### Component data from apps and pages
'''

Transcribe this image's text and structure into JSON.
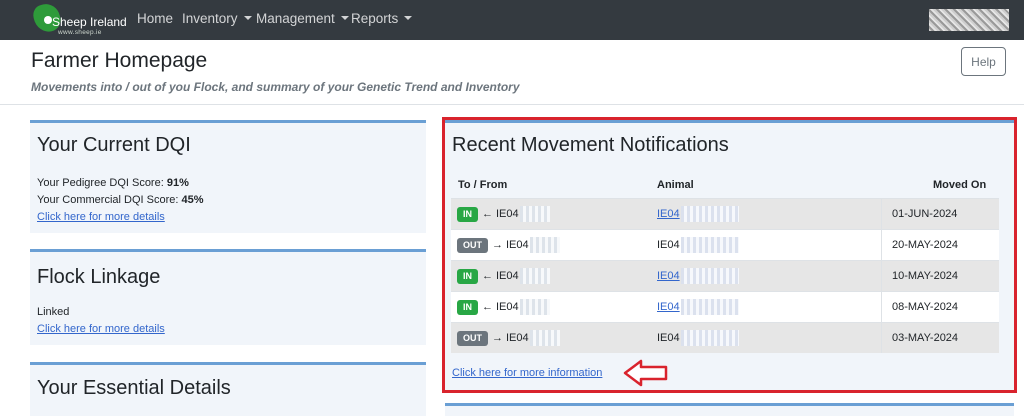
{
  "navbar": {
    "logo_text": "Sheep Ireland",
    "logo_url": "www.sheep.ie",
    "items": [
      {
        "label": "Home",
        "dropdown": false
      },
      {
        "label": "Inventory",
        "dropdown": true
      },
      {
        "label": "Management",
        "dropdown": true
      },
      {
        "label": "Reports",
        "dropdown": true
      }
    ]
  },
  "header": {
    "title": "Farmer Homepage",
    "subtitle": "Movements into / out of you Flock, and summary of your Genetic Trend and Inventory",
    "help_label": "Help"
  },
  "dqi_card": {
    "title": "Your Current DQI",
    "pedigree_label": "Your Pedigree DQI Score: ",
    "pedigree_value": "91%",
    "commercial_label": "Your Commercial DQI Score: ",
    "commercial_value": "45%",
    "link": "Click here for more details"
  },
  "linkage_card": {
    "title": "Flock Linkage",
    "status": "Linked",
    "link": "Click here for more details"
  },
  "essential_card": {
    "title": "Your Essential Details"
  },
  "movements": {
    "title": "Recent Movement Notifications",
    "columns": [
      "To / From",
      "Animal",
      "Moved On"
    ],
    "rows": [
      {
        "direction": "IN",
        "arrow": "←",
        "herd": "IE04",
        "animal": "IE04",
        "animal_link": true,
        "date": "01-JUN-2024"
      },
      {
        "direction": "OUT",
        "arrow": "→",
        "herd": "IE04",
        "animal": "IE04",
        "animal_link": false,
        "date": "20-MAY-2024"
      },
      {
        "direction": "IN",
        "arrow": "←",
        "herd": "IE04",
        "animal": "IE04",
        "animal_link": true,
        "date": "10-MAY-2024"
      },
      {
        "direction": "IN",
        "arrow": "←",
        "herd": "IE04",
        "animal": "IE04",
        "animal_link": true,
        "date": "08-MAY-2024"
      },
      {
        "direction": "OUT",
        "arrow": "→",
        "herd": "IE04",
        "animal": "IE04",
        "animal_link": false,
        "date": "03-MAY-2024"
      }
    ],
    "more_link": "Click here for more information"
  },
  "colors": {
    "navbar": "#343a40",
    "card_bg": "#f1f5fa",
    "card_accent": "#6a9fd4",
    "badge_in": "#28a745",
    "badge_out": "#6c757d",
    "highlight": "#d9232d",
    "link": "#3366cc"
  },
  "icons": {
    "logo": "sheep-ireland-logo",
    "pointer": "left-arrow-icon"
  }
}
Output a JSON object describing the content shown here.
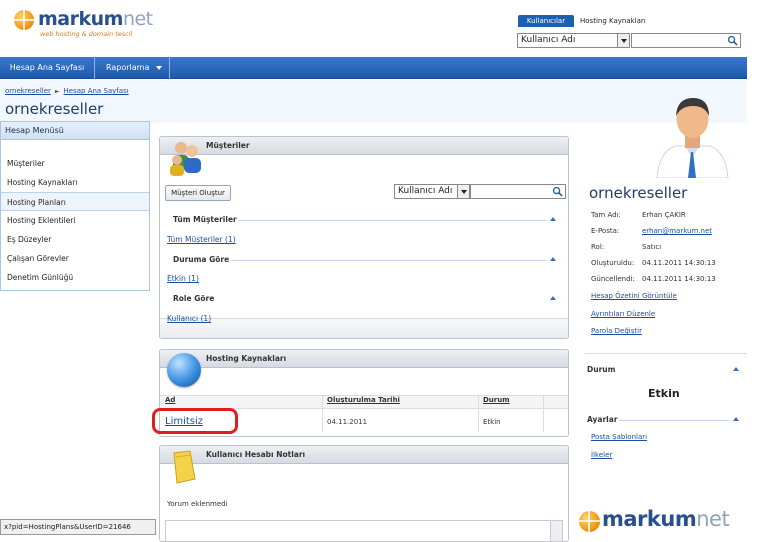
{
  "header": {
    "logo": {
      "brand": "markum",
      "brand_suffix": "net",
      "tagline": "web hosting & domain tescil"
    },
    "tabs": [
      {
        "label": "Kullanıcılar",
        "active": true
      },
      {
        "label": "Hosting Kaynakları",
        "active": false
      }
    ],
    "search": {
      "select_value": "Kullanıcı Adı",
      "input_value": ""
    }
  },
  "nav": {
    "home": "Hesap Ana Sayfası",
    "reports": "Raporlama"
  },
  "breadcrumb": {
    "item1": "ornekreseller",
    "item2": "Hesap Ana Sayfası"
  },
  "page_title": "ornekreseller",
  "left_menu": {
    "title": "Hesap Menüsü",
    "items": [
      {
        "label": "Müşteriler"
      },
      {
        "label": "Hosting Kaynakları"
      },
      {
        "label": "Hosting Planları",
        "active": true
      },
      {
        "label": "Hosting Eklentileri"
      },
      {
        "label": "Eş Düzeyler"
      },
      {
        "label": "Çalışan Görevler"
      },
      {
        "label": "Denetim Günlüğü"
      }
    ]
  },
  "customers": {
    "title": "Müşteriler",
    "create_button": "Müşteri Oluştur",
    "search_select": "Kullanıcı Adı",
    "search_value": "",
    "sections": [
      {
        "title": "Tüm Müşteriler",
        "link": "Tüm Müşteriler (1)"
      },
      {
        "title": "Duruma Göre",
        "link": "Etkin (1)"
      },
      {
        "title": "Role Göre",
        "link": "Kullanıcı (1)"
      }
    ]
  },
  "hosting": {
    "title": "Hosting Kaynakları",
    "columns": [
      "Ad",
      "Oluşturulma Tarihi",
      "Durum"
    ],
    "rows": [
      {
        "name": "Limitsiz",
        "created": "04.11.2011",
        "status": "Etkin"
      }
    ]
  },
  "notes": {
    "title": "Kullanıcı Hesabı Notları",
    "empty_text": "Yorum eklenmedi"
  },
  "profile": {
    "name": "ornekreseller",
    "fields": [
      {
        "label": "Tam Adı:",
        "value": "Erhan ÇAKIR"
      },
      {
        "label": "E-Posta:",
        "value": "erhan@markum.net",
        "is_link": true
      },
      {
        "label": "Rol:",
        "value": "Satıcı"
      },
      {
        "label": "Oluşturuldu:",
        "value": "04.11.2011 14:30:13"
      },
      {
        "label": "Güncellendi:",
        "value": "04.11.2011 14:30:13"
      }
    ],
    "links": [
      "Hesap Özetini Görüntüle",
      "Ayrıntıları Düzenle",
      "Parola Değiştir"
    ]
  },
  "status_box": {
    "title": "Durum",
    "value": "Etkin"
  },
  "settings_box": {
    "title": "Ayarlar",
    "links": [
      "Posta Şablonları",
      "İlkeler"
    ]
  },
  "status_bar": "x?pid=HostingPlans&UserID=21646",
  "footer_logo": {
    "brand": "markum",
    "brand_suffix": "net"
  },
  "colors": {
    "nav_blue": "#1d59ab",
    "link_blue": "#1a4fa8",
    "highlight_red": "#dd1f1f",
    "logo_orange": "#f29a1a"
  }
}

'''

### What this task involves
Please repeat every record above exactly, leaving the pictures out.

### Expected output
Transcribe this image's text and structure into JSON.
{
  "navbar": {
    "logo_text": "Sheep Ireland",
    "logo_url": "www.sheep.ie",
    "items": [
      {
        "label": "Home",
        "dropdown": false
      },
      {
        "label": "Inventory",
        "dropdown": true
      },
      {
        "label": "Management",
        "dropdown": true
      },
      {
        "label": "Reports",
        "dropdown": true
      }
    ]
  },
  "header": {
    "title": "Farmer Homepage",
    "subtitle": "Movements into / out of you Flock, and summary of your Genetic Trend and Inventory",
    "help_label": "Help"
  },
  "dqi_card": {
    "title": "Your Current DQI",
    "pedigree_label": "Your Pedigree DQI Score: ",
    "pedigree_value": "91%",
    "commercial_label": "Your Commercial DQI Score: ",
    "commercial_value": "45%",
    "link": "Click here for more details"
  },
  "linkage_card": {
    "title": "Flock Linkage",
    "status": "Linked",
    "link": "Click here for more details"
  },
  "essential_card": {
    "title": "Your Essential Details"
  },
  "movements": {
    "title": "Recent Movement Notifications",
    "columns": [
      "To / From",
      "Animal",
      "Moved On"
    ],
    "rows": [
      {
        "direction": "IN",
        "arrow": "←",
        "herd": "IE04",
        "animal": "IE04",
        "animal_link": true,
        "date": "01-JUN-2024"
      },
      {
        "direction": "OUT",
        "arrow": "→",
        "herd": "IE04",
        "animal": "IE04",
        "animal_link": false,
        "date": "20-MAY-2024"
      },
      {
        "direction": "IN",
        "arrow": "←",
        "herd": "IE04",
        "animal": "IE04",
        "animal_link": true,
        "date": "10-MAY-2024"
      },
      {
        "direction": "IN",
        "arrow": "←",
        "herd": "IE04",
        "animal": "IE04",
        "animal_link": true,
        "date": "08-MAY-2024"
      },
      {
        "direction": "OUT",
        "arrow": "→",
        "herd": "IE04",
        "animal": "IE04",
        "animal_link": false,
        "date": "03-MAY-2024"
      }
    ],
    "more_link": "Click here for more information"
  },
  "colors": {
    "navbar": "#343a40",
    "card_bg": "#f1f5fa",
    "card_accent": "#6a9fd4",
    "badge_in": "#28a745",
    "badge_out": "#6c757d",
    "highlight": "#d9232d",
    "link": "#3366cc"
  },
  "icons": {
    "logo": "sheep-ireland-logo",
    "pointer": "left-arrow-icon"
  }
}
Output a JSON object describing the content shown here.
{
  "header": {
    "logo": {
      "brand": "markum",
      "brand_suffix": "net",
      "tagline": "web hosting & domain tescil"
    },
    "tabs": [
      {
        "label": "Kullanıcılar",
        "active": true
      },
      {
        "label": "Hosting Kaynakları",
        "active": false
      }
    ],
    "search": {
      "select_value": "Kullanıcı Adı",
      "input_value": ""
    }
  },
  "nav": {
    "home": "Hesap Ana Sayfası",
    "reports": "Raporlama"
  },
  "breadcrumb": {
    "item1": "ornekreseller",
    "item2": "Hesap Ana Sayfası"
  },
  "page_title": "ornekreseller",
  "left_menu": {
    "title": "Hesap Menüsü",
    "items": [
      {
        "label": "Müşteriler"
      },
      {
        "label": "Hosting Kaynakları"
      },
      {
        "label": "Hosting Planları",
        "active": true
      },
      {
        "label": "Hosting Eklentileri"
      },
      {
        "label": "Eş Düzeyler"
      },
      {
        "label": "Çalışan Görevler"
      },
      {
        "label": "Denetim Günlüğü"
      }
    ]
  },
  "customers": {
    "title": "Müşteriler",
    "create_button": "Müşteri Oluştur",
    "search_select": "Kullanıcı Adı",
    "search_value": "",
    "sections": [
      {
        "title": "Tüm Müşteriler",
        "link": "Tüm Müşteriler (1)"
      },
      {
        "title": "Duruma Göre",
        "link": "Etkin (1)"
      },
      {
        "title": "Role Göre",
        "link": "Kullanıcı (1)"
      }
    ]
  },
  "hosting": {
    "title": "Hosting Kaynakları",
    "columns": [
      "Ad",
      "Oluşturulma Tarihi",
      "Durum"
    ],
    "rows": [
      {
        "name": "Limitsiz",
        "created": "04.11.2011",
        "status": "Etkin"
      }
    ]
  },
  "notes": {
    "title": "Kullanıcı Hesabı Notları",
    "empty_text": "Yorum eklenmedi"
  },
  "profile": {
    "name": "ornekreseller",
    "fields": [
      {
        "label": "Tam Adı:",
        "value": "Erhan ÇAKIR"
      },
      {
        "label": "E-Posta:",
        "value": "erhan@markum.net",
        "is_link": true
      },
      {
        "label": "Rol:",
        "value": "Satıcı"
      },
      {
        "label": "Oluşturuldu:",
        "value": "04.11.2011 14:30:13"
      },
      {
        "label": "Güncellendi:",
        "value": "04.11.2011 14:30:13"
      }
    ],
    "links": [
      "Hesap Özetini Görüntüle",
      "Ayrıntıları Düzenle",
      "Parola Değiştir"
    ]
  },
  "status_box": {
    "title": "Durum",
    "value": "Etkin"
  },
  "settings_box": {
    "title": "Ayarlar",
    "links": [
      "Posta Şablonları",
      "İlkeler"
    ]
  },
  "status_bar": "x?pid=HostingPlans&UserID=21646",
  "footer_logo": {
    "brand": "markum",
    "brand_suffix": "net"
  },
  "colors": {
    "nav_blue": "#1d59ab",
    "link_blue": "#1a4fa8",
    "highlight_red": "#dd1f1f",
    "logo_orange": "#f29a1a"
  }
}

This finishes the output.